### PROBLEM TO WORK ON:
Copy out each line of the data below in which the string "JSON" appears.

··· PROVIDED DATA

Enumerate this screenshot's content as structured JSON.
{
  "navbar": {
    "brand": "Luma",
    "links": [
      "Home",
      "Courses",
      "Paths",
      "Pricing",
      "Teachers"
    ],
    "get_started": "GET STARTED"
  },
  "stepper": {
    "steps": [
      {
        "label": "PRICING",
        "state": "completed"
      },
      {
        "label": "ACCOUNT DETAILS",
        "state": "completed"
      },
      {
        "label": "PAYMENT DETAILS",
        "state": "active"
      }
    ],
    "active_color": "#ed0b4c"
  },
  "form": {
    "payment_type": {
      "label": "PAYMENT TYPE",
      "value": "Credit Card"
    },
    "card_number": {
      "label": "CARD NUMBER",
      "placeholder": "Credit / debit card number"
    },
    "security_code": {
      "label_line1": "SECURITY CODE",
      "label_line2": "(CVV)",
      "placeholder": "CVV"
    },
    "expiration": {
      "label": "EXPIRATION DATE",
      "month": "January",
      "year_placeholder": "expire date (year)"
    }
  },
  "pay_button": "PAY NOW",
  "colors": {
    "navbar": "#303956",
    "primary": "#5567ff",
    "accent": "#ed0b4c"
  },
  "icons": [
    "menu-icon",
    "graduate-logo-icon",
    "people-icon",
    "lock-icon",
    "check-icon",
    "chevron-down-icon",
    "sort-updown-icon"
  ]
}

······
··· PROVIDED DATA

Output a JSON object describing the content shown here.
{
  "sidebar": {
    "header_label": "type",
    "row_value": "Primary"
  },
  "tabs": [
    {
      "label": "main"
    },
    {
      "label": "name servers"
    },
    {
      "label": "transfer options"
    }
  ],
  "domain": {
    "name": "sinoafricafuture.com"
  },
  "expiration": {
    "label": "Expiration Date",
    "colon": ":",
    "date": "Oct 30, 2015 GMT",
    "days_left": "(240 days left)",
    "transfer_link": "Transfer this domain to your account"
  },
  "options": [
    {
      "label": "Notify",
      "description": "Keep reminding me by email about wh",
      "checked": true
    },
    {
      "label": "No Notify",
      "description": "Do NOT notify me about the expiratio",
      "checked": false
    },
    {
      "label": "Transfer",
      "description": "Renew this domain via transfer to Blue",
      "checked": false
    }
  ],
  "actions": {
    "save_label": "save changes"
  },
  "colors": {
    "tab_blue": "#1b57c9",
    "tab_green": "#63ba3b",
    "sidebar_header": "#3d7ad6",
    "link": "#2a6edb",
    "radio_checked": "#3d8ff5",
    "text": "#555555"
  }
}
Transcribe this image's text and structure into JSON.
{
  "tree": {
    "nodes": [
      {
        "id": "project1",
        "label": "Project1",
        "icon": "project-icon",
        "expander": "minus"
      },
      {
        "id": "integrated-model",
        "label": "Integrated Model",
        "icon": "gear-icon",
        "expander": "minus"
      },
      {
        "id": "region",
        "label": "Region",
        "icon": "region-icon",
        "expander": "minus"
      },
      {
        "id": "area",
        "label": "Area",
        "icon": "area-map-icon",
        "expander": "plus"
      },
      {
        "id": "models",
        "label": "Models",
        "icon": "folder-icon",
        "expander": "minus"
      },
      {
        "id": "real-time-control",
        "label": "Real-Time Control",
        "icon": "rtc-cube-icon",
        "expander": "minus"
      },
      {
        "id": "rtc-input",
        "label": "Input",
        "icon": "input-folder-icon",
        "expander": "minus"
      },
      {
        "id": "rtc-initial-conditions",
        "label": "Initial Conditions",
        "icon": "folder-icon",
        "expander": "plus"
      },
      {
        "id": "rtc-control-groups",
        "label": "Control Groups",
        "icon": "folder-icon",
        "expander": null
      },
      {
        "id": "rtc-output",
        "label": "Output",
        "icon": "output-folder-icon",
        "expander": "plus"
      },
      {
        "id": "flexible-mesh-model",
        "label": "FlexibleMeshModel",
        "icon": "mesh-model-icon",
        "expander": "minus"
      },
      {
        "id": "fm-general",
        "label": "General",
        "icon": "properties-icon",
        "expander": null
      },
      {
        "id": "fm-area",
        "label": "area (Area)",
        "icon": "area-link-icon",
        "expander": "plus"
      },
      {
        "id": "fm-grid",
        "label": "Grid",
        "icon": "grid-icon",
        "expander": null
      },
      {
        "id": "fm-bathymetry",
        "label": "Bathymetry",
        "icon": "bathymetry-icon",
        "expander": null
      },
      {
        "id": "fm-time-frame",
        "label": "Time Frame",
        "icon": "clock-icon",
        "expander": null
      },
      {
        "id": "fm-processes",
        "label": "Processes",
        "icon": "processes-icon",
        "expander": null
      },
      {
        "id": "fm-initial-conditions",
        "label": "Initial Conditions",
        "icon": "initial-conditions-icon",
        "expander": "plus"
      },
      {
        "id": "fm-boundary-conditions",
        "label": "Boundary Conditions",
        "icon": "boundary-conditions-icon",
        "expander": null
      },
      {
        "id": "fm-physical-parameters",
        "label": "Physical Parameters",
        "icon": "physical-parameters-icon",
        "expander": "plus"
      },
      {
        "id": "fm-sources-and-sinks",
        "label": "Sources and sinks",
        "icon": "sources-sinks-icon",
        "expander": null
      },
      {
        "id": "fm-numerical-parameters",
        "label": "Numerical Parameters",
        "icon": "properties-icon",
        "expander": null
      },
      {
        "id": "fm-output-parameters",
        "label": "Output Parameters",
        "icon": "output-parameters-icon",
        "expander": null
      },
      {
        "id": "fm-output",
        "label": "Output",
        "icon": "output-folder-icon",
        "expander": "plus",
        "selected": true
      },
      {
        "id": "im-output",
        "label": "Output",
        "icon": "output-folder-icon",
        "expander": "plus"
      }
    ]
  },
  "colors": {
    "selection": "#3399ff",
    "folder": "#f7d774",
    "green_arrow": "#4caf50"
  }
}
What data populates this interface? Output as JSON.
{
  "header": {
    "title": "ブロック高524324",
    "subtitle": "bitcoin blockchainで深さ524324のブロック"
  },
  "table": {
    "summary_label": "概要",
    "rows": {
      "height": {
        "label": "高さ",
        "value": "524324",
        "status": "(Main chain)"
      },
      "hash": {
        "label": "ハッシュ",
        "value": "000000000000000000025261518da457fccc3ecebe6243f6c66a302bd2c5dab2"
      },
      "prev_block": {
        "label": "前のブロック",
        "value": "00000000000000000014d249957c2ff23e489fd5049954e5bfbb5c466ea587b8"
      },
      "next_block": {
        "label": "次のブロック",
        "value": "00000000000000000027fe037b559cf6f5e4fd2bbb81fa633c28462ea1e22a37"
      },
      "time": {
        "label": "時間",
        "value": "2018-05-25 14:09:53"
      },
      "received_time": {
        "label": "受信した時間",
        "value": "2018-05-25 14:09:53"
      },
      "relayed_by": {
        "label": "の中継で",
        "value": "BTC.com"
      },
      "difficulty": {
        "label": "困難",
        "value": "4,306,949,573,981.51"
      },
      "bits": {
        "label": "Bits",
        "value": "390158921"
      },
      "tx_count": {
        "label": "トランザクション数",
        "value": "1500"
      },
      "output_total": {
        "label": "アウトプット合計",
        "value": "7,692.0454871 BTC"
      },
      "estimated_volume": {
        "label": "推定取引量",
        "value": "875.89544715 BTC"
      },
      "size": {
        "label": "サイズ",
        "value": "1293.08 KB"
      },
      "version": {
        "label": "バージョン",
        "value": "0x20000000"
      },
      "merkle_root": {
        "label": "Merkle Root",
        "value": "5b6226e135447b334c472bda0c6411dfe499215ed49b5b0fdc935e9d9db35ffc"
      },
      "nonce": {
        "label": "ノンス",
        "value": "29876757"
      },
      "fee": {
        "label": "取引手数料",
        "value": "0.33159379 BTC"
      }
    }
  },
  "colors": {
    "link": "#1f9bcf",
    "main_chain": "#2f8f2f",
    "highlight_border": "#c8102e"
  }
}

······

### WRITTEN ANSWER:
Enumerate this screenshot's content as structured JSON.
Output a JSON object describing the content shown here.
Transcribe this image's text and structure into JSON.
What data populates this interface? Output as JSON.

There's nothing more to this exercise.